I rubbed her through a contraction, and then realized she couldn't feel my hands. Another walk.... for me to a phone. My cell phone had died, and I needed to talk to my strength and encourager, my husband. I cried. Walked to the public restroom, and tried to de-cry myself. 2:25p Sunday. 9 cm, 95% effacement, and -1 station. The two words I never thought I would hear in THIS birth, were said, and a reality. "I'll give you thirty more minutes to complete dilation, effacement, and ascent. Otherwise, we will have to proceed with a cesarean section.”

I was so proud of her, and me. I think the hardest part of this was that my perfect laborer wasn't able to be my perfect birther. I asked the midwife and L&D nurse if they would fill out my doula certification forms. I asked NOC's mother if she would have NOC fill it out whenever she was stable. I kissed NOC goodbye, told her, amongst a flow of tears about as intense as her contractions, how proud of her I was... how beautiful she was. I meant it with every cell in my body. I still can't get through this without crying.

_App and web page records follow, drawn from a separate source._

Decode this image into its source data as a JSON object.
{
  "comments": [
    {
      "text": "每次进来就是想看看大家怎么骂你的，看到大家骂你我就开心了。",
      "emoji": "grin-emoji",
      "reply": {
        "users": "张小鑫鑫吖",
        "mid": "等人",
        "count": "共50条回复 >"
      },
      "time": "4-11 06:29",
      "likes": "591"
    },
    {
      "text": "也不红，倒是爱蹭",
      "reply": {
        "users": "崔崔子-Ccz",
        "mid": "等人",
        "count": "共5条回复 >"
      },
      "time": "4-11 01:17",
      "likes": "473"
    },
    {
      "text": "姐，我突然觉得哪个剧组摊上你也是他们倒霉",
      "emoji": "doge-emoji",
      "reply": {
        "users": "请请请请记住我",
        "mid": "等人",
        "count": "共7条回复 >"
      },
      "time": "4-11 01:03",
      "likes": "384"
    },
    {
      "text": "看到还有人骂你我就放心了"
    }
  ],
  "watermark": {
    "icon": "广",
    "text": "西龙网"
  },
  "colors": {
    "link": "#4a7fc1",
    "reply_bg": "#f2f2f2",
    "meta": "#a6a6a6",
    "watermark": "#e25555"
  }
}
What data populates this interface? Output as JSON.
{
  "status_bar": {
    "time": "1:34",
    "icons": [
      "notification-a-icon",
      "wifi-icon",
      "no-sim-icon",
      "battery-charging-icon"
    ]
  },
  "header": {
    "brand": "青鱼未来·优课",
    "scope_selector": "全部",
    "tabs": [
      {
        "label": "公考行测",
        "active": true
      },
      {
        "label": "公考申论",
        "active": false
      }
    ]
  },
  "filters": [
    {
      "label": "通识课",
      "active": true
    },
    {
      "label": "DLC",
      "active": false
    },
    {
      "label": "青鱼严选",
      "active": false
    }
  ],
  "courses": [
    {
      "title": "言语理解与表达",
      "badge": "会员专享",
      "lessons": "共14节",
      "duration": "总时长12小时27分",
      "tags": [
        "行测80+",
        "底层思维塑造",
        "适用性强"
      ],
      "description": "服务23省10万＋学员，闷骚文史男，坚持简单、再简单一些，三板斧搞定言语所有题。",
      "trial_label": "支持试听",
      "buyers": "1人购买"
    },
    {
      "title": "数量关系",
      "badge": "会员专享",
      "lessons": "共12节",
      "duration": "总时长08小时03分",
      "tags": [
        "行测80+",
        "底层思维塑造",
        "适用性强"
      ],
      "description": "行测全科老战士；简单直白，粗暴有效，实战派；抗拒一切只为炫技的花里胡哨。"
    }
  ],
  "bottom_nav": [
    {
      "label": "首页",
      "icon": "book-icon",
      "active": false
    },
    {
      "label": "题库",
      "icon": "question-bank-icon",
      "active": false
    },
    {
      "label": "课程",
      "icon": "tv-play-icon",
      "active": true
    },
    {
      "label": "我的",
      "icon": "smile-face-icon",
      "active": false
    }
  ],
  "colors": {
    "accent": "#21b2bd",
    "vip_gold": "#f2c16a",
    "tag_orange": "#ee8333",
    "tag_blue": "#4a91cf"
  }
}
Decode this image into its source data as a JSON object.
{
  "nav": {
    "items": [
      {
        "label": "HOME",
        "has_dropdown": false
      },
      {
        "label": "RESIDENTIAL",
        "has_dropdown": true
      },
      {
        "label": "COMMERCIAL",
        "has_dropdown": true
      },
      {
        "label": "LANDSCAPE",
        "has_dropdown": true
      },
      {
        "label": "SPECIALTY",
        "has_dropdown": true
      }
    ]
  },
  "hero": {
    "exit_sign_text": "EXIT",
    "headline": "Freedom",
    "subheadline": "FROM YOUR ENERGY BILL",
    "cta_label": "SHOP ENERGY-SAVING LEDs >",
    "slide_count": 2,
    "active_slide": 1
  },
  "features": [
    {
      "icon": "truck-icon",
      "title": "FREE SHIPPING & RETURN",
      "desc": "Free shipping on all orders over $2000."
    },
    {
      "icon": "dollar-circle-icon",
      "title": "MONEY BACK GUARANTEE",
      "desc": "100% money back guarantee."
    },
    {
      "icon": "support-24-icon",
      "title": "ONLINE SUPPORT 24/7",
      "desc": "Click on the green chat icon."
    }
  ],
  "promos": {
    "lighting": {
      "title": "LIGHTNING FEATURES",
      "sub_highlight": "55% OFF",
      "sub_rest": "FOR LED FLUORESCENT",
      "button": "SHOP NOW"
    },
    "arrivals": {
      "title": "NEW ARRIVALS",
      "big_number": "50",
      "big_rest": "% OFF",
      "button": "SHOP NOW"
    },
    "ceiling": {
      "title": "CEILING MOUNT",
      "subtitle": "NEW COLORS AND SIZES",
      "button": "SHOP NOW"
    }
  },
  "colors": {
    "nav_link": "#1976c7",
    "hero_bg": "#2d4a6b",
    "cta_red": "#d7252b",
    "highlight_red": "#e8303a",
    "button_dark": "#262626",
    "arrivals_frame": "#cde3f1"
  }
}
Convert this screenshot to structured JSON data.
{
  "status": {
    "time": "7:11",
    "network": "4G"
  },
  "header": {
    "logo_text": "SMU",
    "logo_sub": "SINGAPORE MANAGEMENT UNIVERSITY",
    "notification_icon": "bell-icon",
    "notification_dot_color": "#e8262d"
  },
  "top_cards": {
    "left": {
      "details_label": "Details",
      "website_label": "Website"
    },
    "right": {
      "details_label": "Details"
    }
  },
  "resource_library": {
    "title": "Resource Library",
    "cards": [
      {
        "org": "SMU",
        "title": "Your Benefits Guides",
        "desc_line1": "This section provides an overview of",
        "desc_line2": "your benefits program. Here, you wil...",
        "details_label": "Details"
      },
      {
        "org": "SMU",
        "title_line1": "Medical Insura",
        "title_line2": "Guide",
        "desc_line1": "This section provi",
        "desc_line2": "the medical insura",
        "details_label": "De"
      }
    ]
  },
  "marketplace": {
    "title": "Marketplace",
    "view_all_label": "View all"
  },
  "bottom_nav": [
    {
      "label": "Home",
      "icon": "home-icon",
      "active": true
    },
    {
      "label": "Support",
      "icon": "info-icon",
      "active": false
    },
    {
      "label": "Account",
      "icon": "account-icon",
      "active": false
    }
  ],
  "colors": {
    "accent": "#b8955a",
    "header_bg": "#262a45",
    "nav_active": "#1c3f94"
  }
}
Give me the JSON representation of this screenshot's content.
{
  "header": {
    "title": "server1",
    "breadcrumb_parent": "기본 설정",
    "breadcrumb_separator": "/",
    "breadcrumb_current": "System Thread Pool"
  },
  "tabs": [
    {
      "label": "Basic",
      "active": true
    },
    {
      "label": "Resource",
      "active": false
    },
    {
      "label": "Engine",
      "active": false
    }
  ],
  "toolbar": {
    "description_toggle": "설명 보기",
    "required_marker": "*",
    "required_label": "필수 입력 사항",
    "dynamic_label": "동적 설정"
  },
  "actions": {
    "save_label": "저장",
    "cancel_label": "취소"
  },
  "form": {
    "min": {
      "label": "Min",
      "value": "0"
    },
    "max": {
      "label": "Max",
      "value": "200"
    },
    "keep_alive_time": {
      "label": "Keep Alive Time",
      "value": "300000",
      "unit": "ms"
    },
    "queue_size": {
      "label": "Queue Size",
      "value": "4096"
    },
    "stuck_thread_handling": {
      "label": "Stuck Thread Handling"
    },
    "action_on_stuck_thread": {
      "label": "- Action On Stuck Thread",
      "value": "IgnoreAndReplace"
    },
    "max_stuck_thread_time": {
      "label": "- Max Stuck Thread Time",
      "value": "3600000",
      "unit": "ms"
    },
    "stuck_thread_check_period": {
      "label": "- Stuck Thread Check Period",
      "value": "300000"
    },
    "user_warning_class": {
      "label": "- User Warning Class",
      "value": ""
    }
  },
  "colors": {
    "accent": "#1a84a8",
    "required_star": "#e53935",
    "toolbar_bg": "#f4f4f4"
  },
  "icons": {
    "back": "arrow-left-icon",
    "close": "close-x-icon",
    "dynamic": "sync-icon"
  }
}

She called. Cesarean went well, and a healthy 8+ pound baby boy. She said her uterus has a congenital disorder. The docs say she'll never be able to deliver vaginally. Her uterus blocks her cervix, it isn't bilaterally symmetrical.

I walked out of the room with no emotional control. Jeff was to pick me up just outside the building, but I had to walk. I sobbed. Sobbed all the way down the parking garage and towards the street. Sobbed into Jeff's arms, despite the cars behind us.

I wanted SO badly for my perfect laborer, my first client, my perfect client, to have what she wanted, and also, selfishly, for me to have what I wanted.

I am more than pleased with my performance and role as a doula. The forms I have filled are all 5's. The hospital staff specifically stated how wonderful I was with the mother, how concerned I was for the baby, and that most doulas treat the staff like shit, yet I was extremely respectful towards them and great with the mom-they were HAPPY to work with me. Happy I was there. It was an accomplishment for more than just me, but also the doulas in my area. I made a statement for us.

I am seeing little baby boy tomorrow. I am excited. My eyes still look like baseballs, but, I am so happy to have been involved in such an important part of someone’s, more than one someone's life.


MermaidLilli said...

Maureen, you described your emotions so well... as I understand the ups and downs of being with a client who ends up with the needed interventions at the hospital. After my thousands of clients, though, I have gotten tougher and even though I mourn for the woman's loss of that perfect birth, I process my own emotions better. So, it takes a few of those and finally you understand that it's ok... sometimes birth does not go as expected and that we are happy for what the hospital has to offer....all those interventions that we use only when needed.
You will learn not to own that outcome, whether it went the way you wanted or not, that it belongs to the client, and know that you did your job well. Much LOVE to you.

Maureen said...

Thank you So much for your words... I am sure my post did not convey the emotion and power that I and we felt... I felt I needed to write of it. Coming from someone I think so highly of, someone who I trust so much in the world of birth, someone who was there for my family and I, my first daughter... I thank you for your words. My story of Claire and the BC was tols throughout the lulls last night, and you were mentioned. I strongly believe, that without you and Layla, I wouldn't me the mother or person I am today. Thank you. Much love to you. I feel I owe you so much...

Anonymous said...

You, my lovely, are amazing.

Maureen said...

Thank you, V. <3